Can the Healthcare Industry Beat Ebola?

By Jill | Medical Devices

In August 2014, American missionary workers Dr. Kent Brantly and Nancy Writebol returned to the United States after contracting Ebola in Liberia. Since that time, the healthcare industry has been at the forefront of Ebola management efforts. Brantly and Writebol were both treated with a previously unknown experimental drug ZMapp, developed by a small San Diego biotech firm, Mapp Biopharmaceutical. Although ZMapp was never tested on humans, Brantly’s condition improved within 60 minutes of receiving the drug. Writebol needed two doses but eventually recuperated. Ebola kills 90 percent of patients and there is no known cure, so their recovery was remarkable. Researchers agree that both American’s lives were saved by ZMapp.

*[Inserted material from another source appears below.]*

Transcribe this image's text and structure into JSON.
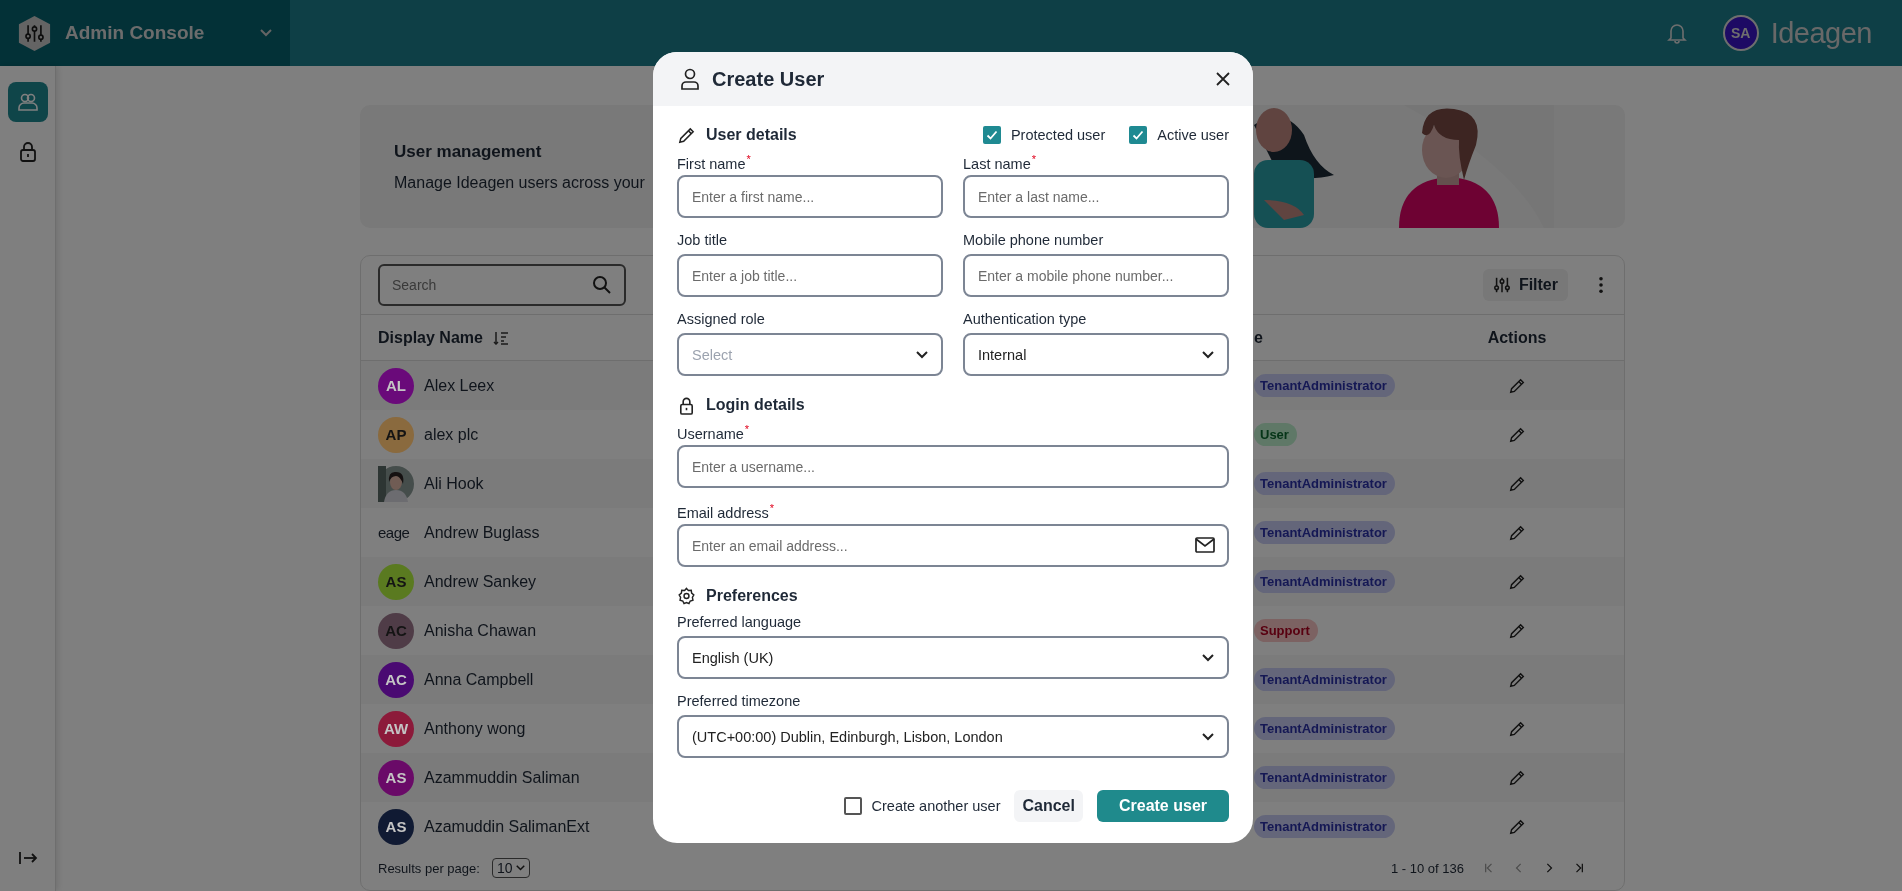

ZMapp was developed with the help of the Scripps Research Institute in La Jolla, Calif. where scientist Erica Ollmann Saphire is leading an international consortium, which includes Mapp, to develop a treatment for Ebola, or even a vaccine. The partners were backed by a $28 million grant from the National Institutes of Health awarded in March.

Beyond miracle cures, the healthcare and medtech industries are there at every stage of Ebola containment and treatment. High-tech protective “hazmat suits,” from booties, gloves, and visors to breathing packs have been prominently displayed in news reports.

Ebola patients can be treated in biocontainment isolation wards like the one at the National Institute of Health in Bethseda. The units are designed to prevent contaminants from escaping. The rooms are pressurized so that when a door is opened or closed, air flows in and not out. Pressure is monitored electronically and the status is displayed on panels. The shower is designed so people can immediately decontaminate themselves if they are exposed to a patient’s bodily fluids. Even the toilet is high-tech. Waste from the patient’s bathroom is disinfected before it enters the sewer system.

There is little doubt that Ebola is a frightening disease. But from the laboratory to the hospital room, state-of-the-art healthcare technology is being employed to contain—and in many cases cure—Ebola.